If I haven’t said it enough before, I’ll say it again: ya gotta know your music! But other than listening to it over and over again, what else can you do to get intimate with your tunes? Music mapping is a fantastic tool to find new ways to visualize your music’s structure, so you can use it to maximum effect. There are many different ways to map your music, such as dividing out the 8-counts in each verse and chorus, noting time signatures of major changes throughout the song, drawing pictures to illustrate the feel of each part of the music (“this part is swirly, this part is sharp and jaggy, this is a slightly wavy line”), and there is also the ever-beloved Excel spreadhseet for those so organizationally inclined (I don’t know what you’re talking about…).

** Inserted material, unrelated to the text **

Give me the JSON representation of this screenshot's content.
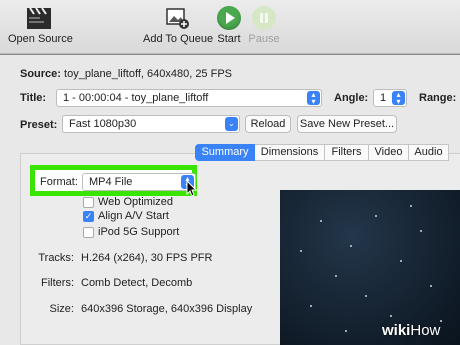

This month, it’s time to make your own music map. Find a piece of music you would like to know better (if you don’t have one in mind, check out Luxor Baladna from the Suggested Music List) and sit down with it. Listen through it a couple of times, until you feel you are starting to hear patterns emerge. For instance, think in terms of what instruments, sounds, or feelings come through, and when they repeat: “here the drums seem to come forward more, here the mizmar is really pushing to the top of the pile, then back to the drums.” Or “this part is more quiet, this part is rambunctious, this part sounds really happy, then back to quieter,” etc. Then select a method of choice to give each section a delineation, be it by counts, times, imagery, or whatever other way you would like to try. Maybe try a couple methods to see which one is the most useful to you. Once you have your map, consider what movements or movement families seem to best reflect each section of your music. Then put your feet to floor and see how it feels. Let me know how it goes, guys–I love to hear feedback on your Skillz & Drillz! work.